Gabriel Oak is a small-scale farmer, but his honesty, integrity, and ability win him the respect of all of his neighbors. When he hears that a young woman named Bathsheba Everdene has moved into the neighborhood, he goes out of his way to see her and falls immediately in love. Gabriel is the kind of man who looks only once to know that he has found the right woman. After seeing her only a few times, he goes to her aunt, for whom Bathsheba works, and asks for the girl’s hand in marriage. Although he is refused, he feels that it is the relative, not Bathsheba, who denies him.
A short time later, Gabriel’s sheepdog becomes excited and chases his flock of sheep over a cliff, killing them all. Ruined, Gabriel gives up his farm and goes elsewhere to find work. On his way across the country, he passes a burning barn and runs to aid the men fighting the flames. After the fire is put out, the owner of Weatherbury Farm arrives, and it is suggested that Gabriel be hired as shepherd in return for the fine work he did. To his surprise, the owner of the farm is Bathsheba, who recently inherited the place from her uncle. Gabriel becomes her shepherd. He is struck by the change in their positions in such a short while. Now Bathsheba is the landowner, and Gabriel is the servant.
On his way to his new quarters, Gabriel meets a girl standing in the woods. She speaks to him and asks him not to say that he saw her, and he promises to keep silent. The next morning while working at his new job, he hears that Fanny Robin, one of Bathsheba’s maids, disappeared, and he rightly guesses that Fanny is the girl he met. It is suspected that she went off to meet a soldier who was stationed in the area a short time before. This suspicion is correct. Fanny went to find Sergeant Troy at his new station, for he promised to marry her if she came to him. A date is set for the wedding, but Fanny goes to the wrong church. When she finally finds Troy, he refuses to make arrangements for a marriage a second time.
Bathsheba is a good manager, and Weatherbury Farm prospers; but she has her caprices. One of these is to send an anonymous valentine to William Boldwood, a conservative, serious man who is her neighbor. Boldwood is upset by the valentine, especially after he learns that Gabriel recognized Bathsheba’s handwriting. The more Boldwood sees of Bathsheba, however, the more deeply he falls in love with her. One day during the sheep washing, he asks her to marry him, but she refuses his proposal. Nevertheless, Gabriel and the rest of the workers feel sure that she will eventually marry Boldwood.

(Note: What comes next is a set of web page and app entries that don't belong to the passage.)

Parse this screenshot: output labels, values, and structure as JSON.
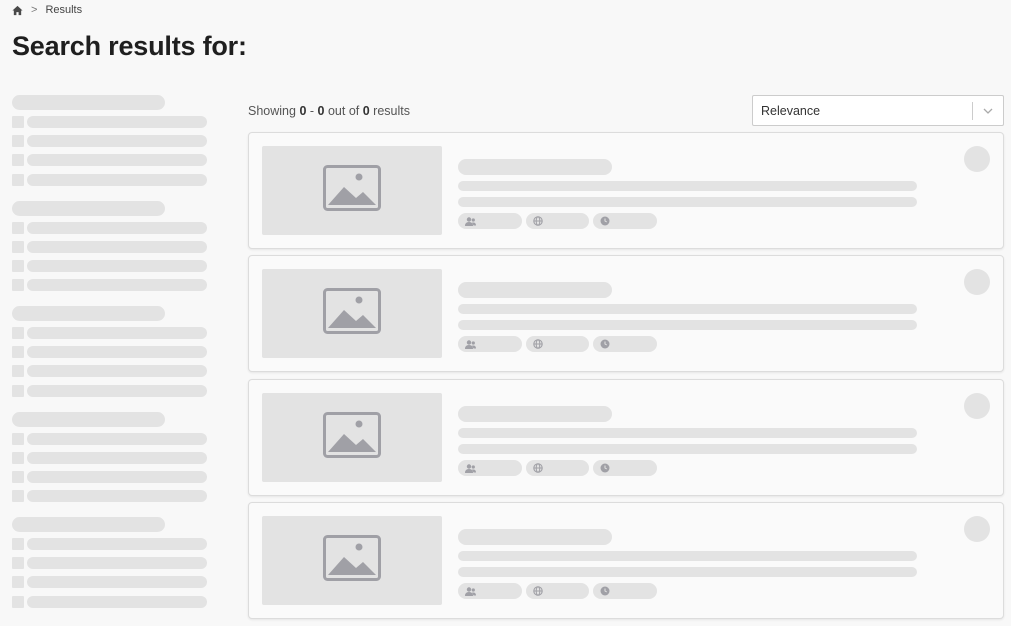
{
  "breadcrumb": {
    "home_icon": "home-icon",
    "separator": ">",
    "current": "Results"
  },
  "page_title": "Search results for:",
  "results_summary": {
    "prefix": "Showing",
    "from": "0",
    "dash": "-",
    "to": "0",
    "middle": "out of",
    "total": "0",
    "suffix": "results"
  },
  "sort": {
    "selected": "Relevance",
    "icon": "chevron-down-icon"
  },
  "colors": {
    "skeleton": "#e3e3e3",
    "icon_gray": "#a0a0a6",
    "background": "#f8f8f8"
  },
  "skeleton_icons": [
    "image-icon",
    "users-icon",
    "globe-icon",
    "clock-icon"
  ]
}
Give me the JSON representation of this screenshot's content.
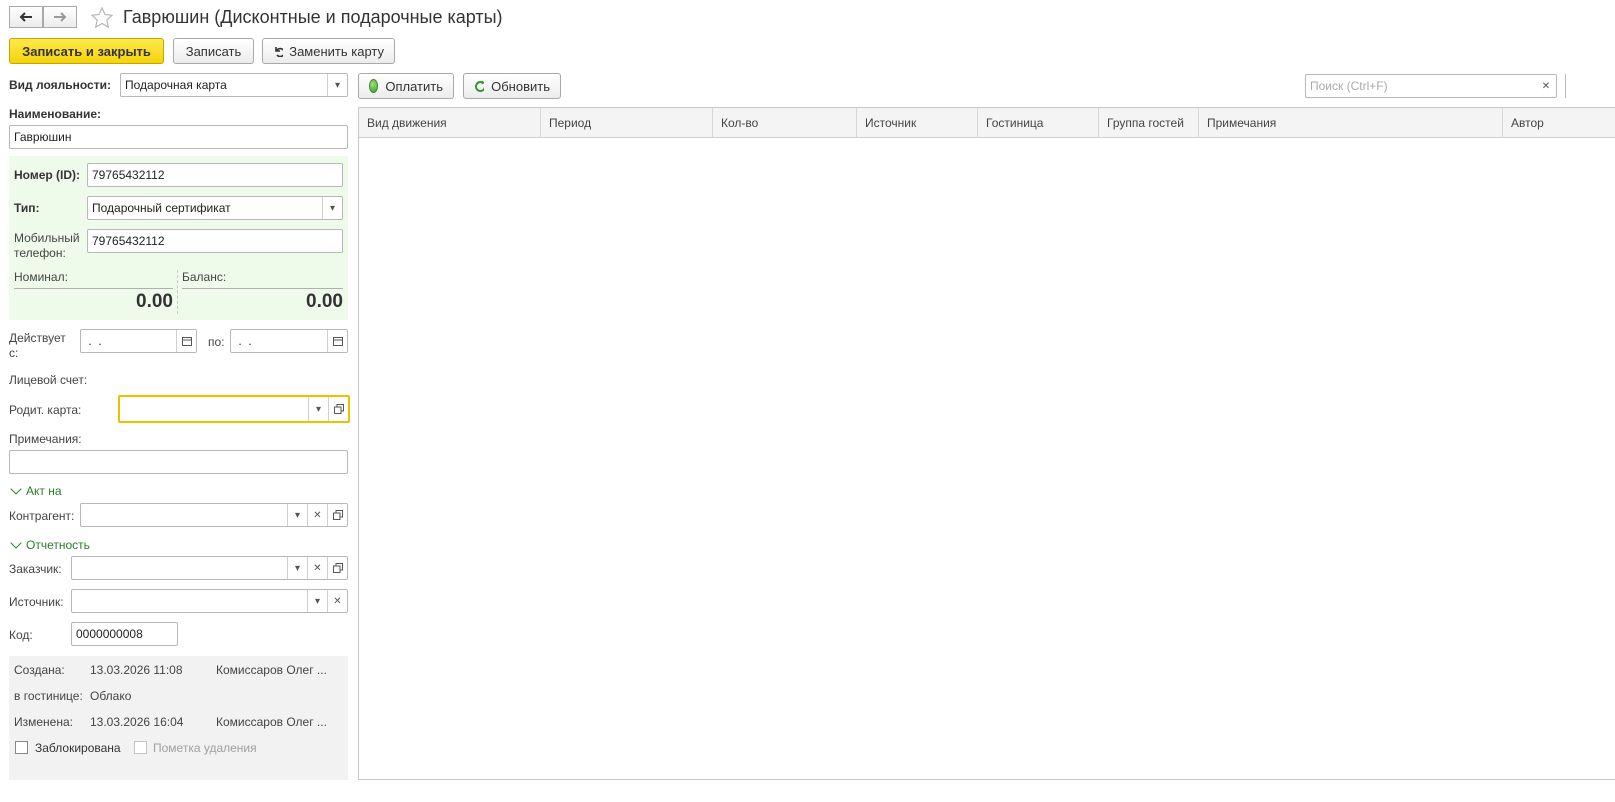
{
  "window": {
    "title": "Гаврюшин (Дисконтные и подарочные карты)"
  },
  "toolbar": {
    "save_close": "Записать и закрыть",
    "save": "Записать",
    "replace_card": "Заменить карту"
  },
  "form": {
    "loyalty_label": "Вид лояльности:",
    "loyalty_value": "Подарочная карта",
    "name_label": "Наименование:",
    "name_value": "Гаврюшин",
    "card_number_label": "Номер (ID):",
    "card_number_value": "79765432112",
    "type_label": "Тип:",
    "type_value": "Подарочный сертификат",
    "mobile_label_1": "Мобильный",
    "mobile_label_2": "телефон:",
    "mobile_value": "79765432112",
    "nominal_label": "Номинал:",
    "nominal_value": "0.00",
    "balance_label": "Баланс:",
    "balance_value": "0.00",
    "valid_from_label_1": "Действует",
    "valid_from_label_2": "с:",
    "valid_from_value": " .  .",
    "valid_to_label": "по:",
    "valid_to_value": " .  .",
    "account_label": "Лицевой счет:",
    "parent_card_label": "Родит. карта:",
    "parent_card_value": "",
    "notes_label": "Примечания:",
    "notes_value": "",
    "act_section": "Акт на",
    "counterparty_label": "Контрагент:",
    "counterparty_value": "",
    "reporting_section": "Отчетность",
    "customer_label": "Заказчик:",
    "customer_value": "",
    "source_label": "Источник:",
    "source_value": "",
    "code_label": "Код:",
    "code_value": "0000000008"
  },
  "info": {
    "created_label": "Создана:",
    "created_date": "13.03.2026 11:08",
    "created_by": "Комиссаров Олег ...",
    "hotel_label": "в гостинице:",
    "hotel_value": "Облако",
    "modified_label": "Изменена:",
    "modified_date": "13.03.2026 16:04",
    "modified_by": "Комиссаров Олег ...",
    "blocked_label": "Заблокирована",
    "blocked": false,
    "deletion_label": "Пометка удаления",
    "deletion": false
  },
  "right_toolbar": {
    "pay": "Оплатить",
    "refresh": "Обновить",
    "search_placeholder": "Поиск (Ctrl+F)"
  },
  "table": {
    "columns": [
      "Вид движения",
      "Период",
      "Кол-во",
      "Источник",
      "Гостиница",
      "Группа гостей",
      "Примечания",
      "Автор"
    ],
    "rows": []
  },
  "colors": {
    "primary_button": "#f5d30a",
    "green_panel": "#eefbea",
    "section_link": "#2a7d2a",
    "focus_border": "#f0c000"
  }
}
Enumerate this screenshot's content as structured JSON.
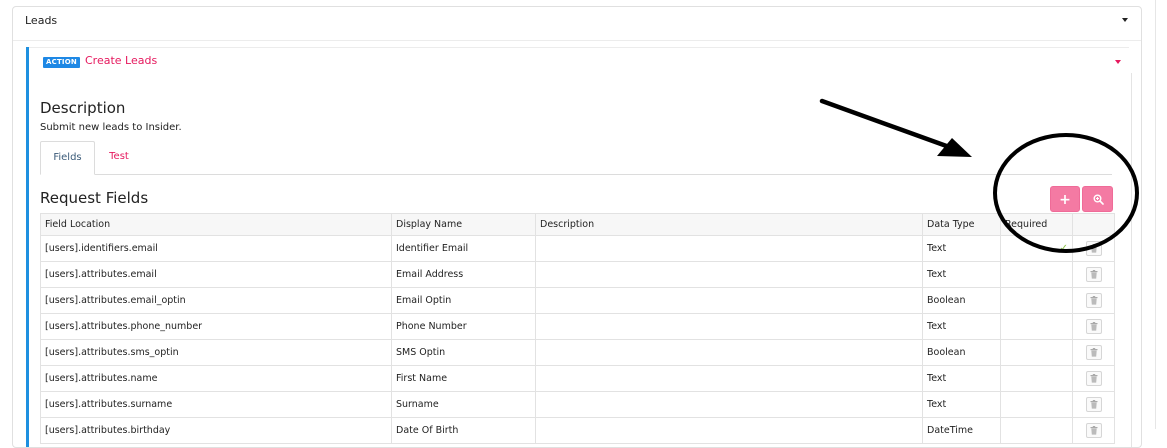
{
  "panel": {
    "title": "Leads"
  },
  "action": {
    "badge": "ACTION",
    "title": "Create Leads",
    "description_heading": "Description",
    "description_text": "Submit new leads to Insider."
  },
  "tabs": [
    {
      "label": "Fields",
      "active": true
    },
    {
      "label": "Test",
      "active": false
    }
  ],
  "request_fields": {
    "heading": "Request Fields",
    "add_button": "+",
    "columns": [
      "Field Location",
      "Display Name",
      "Description",
      "Data Type",
      "Required",
      ""
    ],
    "rows": [
      {
        "location": "[users].identifiers.email",
        "display": "Identifier Email",
        "description": "",
        "type": "Text",
        "required": true
      },
      {
        "location": "[users].attributes.email",
        "display": "Email Address",
        "description": "",
        "type": "Text",
        "required": false
      },
      {
        "location": "[users].attributes.email_optin",
        "display": "Email Optin",
        "description": "",
        "type": "Boolean",
        "required": false
      },
      {
        "location": "[users].attributes.phone_number",
        "display": "Phone Number",
        "description": "",
        "type": "Text",
        "required": false
      },
      {
        "location": "[users].attributes.sms_optin",
        "display": "SMS Optin",
        "description": "",
        "type": "Boolean",
        "required": false
      },
      {
        "location": "[users].attributes.name",
        "display": "First Name",
        "description": "",
        "type": "Text",
        "required": false
      },
      {
        "location": "[users].attributes.surname",
        "display": "Surname",
        "description": "",
        "type": "Text",
        "required": false
      },
      {
        "location": "[users].attributes.birthday",
        "display": "Date Of Birth",
        "description": "",
        "type": "DateTime",
        "required": false
      }
    ]
  },
  "colors": {
    "accent": "#e6195e",
    "badge": "#1e88e5",
    "action_border": "#1e90e0",
    "button_pink": "#f47aa3"
  }
}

About that time, Sergeant Troy returns to the neighborhood. Bathsheba is attracted to him at once. Gabriel knows enough of Troy’s character to know that he is not the man for Bathsheba, and he tells her so. Not knowing the story of Fanny, Bathsheba is furious at Gabriel’s presumption. She and Troy are married soon afterward, and the former Sergeant becomes the master of Weatherbury Farm. With Troy running the farm, things do not go well. Gabriel is forced to do most of the work of overseeing, and often he is compelled to correct the mistakes Troy makes. Troy gambles and drinks and causes Bathsheba much unhappiness. Gabriel and Bathsheba are alternately friendly and unfriendly. One day Troy and Bathsheba, riding in a horse cart, pass a young woman walking down the road. Troy stops the cart and goes to talk to her. The woman is Fanny, who is feeble and ill. Troy tells her to go on to the next town and wait there for him to come and give her money. As soon as they arrive home, Troy asks Bathsheba for some money. She gives it to him after a quarrel.
Fanny goes on to Casterbridge, but she is so weak and ill when she arrives there that she dies shortly afterward. When news of her death reaches Weatherbury Farm, Bathsheba, unaware that Troy was the girl’s lover, sends a cart to bring the body to the farm for burial. When the body arrives, Gabriel sees scrawled on the coffin...
(The entire section is 2,497 words.)